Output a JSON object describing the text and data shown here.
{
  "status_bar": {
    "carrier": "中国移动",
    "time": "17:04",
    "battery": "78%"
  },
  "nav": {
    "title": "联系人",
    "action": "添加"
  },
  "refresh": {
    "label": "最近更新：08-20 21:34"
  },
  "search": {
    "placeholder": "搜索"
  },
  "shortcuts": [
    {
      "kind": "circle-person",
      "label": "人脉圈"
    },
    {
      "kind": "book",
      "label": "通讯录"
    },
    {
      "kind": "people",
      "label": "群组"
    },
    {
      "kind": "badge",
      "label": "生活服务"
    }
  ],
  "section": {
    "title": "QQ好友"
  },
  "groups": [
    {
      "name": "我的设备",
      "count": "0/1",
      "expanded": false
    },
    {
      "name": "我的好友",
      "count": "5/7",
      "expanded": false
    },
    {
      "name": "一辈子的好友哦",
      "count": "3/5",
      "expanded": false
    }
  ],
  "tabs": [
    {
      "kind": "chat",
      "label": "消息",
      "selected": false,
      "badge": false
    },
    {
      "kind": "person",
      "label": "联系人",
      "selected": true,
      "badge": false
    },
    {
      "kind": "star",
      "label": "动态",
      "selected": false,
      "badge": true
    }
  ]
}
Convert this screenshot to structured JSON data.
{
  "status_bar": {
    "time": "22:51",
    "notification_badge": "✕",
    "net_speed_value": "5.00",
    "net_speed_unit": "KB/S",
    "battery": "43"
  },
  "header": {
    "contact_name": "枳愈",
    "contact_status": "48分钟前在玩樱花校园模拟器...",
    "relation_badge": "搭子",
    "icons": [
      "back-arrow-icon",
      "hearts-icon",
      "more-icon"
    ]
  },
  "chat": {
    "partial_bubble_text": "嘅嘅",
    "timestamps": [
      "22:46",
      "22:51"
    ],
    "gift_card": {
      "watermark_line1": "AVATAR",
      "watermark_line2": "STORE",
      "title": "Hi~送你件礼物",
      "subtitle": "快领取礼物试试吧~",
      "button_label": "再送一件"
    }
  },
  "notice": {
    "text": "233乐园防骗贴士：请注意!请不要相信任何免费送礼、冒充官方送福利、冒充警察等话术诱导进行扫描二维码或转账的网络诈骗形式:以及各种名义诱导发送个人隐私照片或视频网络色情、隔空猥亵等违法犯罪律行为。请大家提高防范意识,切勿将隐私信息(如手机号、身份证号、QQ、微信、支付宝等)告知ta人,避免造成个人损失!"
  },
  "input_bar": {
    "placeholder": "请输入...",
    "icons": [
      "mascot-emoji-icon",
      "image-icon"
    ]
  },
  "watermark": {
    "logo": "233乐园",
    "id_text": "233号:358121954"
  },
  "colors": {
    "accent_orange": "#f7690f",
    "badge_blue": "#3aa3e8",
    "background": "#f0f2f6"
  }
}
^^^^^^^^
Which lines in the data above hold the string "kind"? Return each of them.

**YOUR SOLUTION**
      "kind": "circle-person",
      "kind": "book",
      "kind": "people",
      "kind": "badge",
      "kind": "chat",
      "kind": "person",
      "kind": "star",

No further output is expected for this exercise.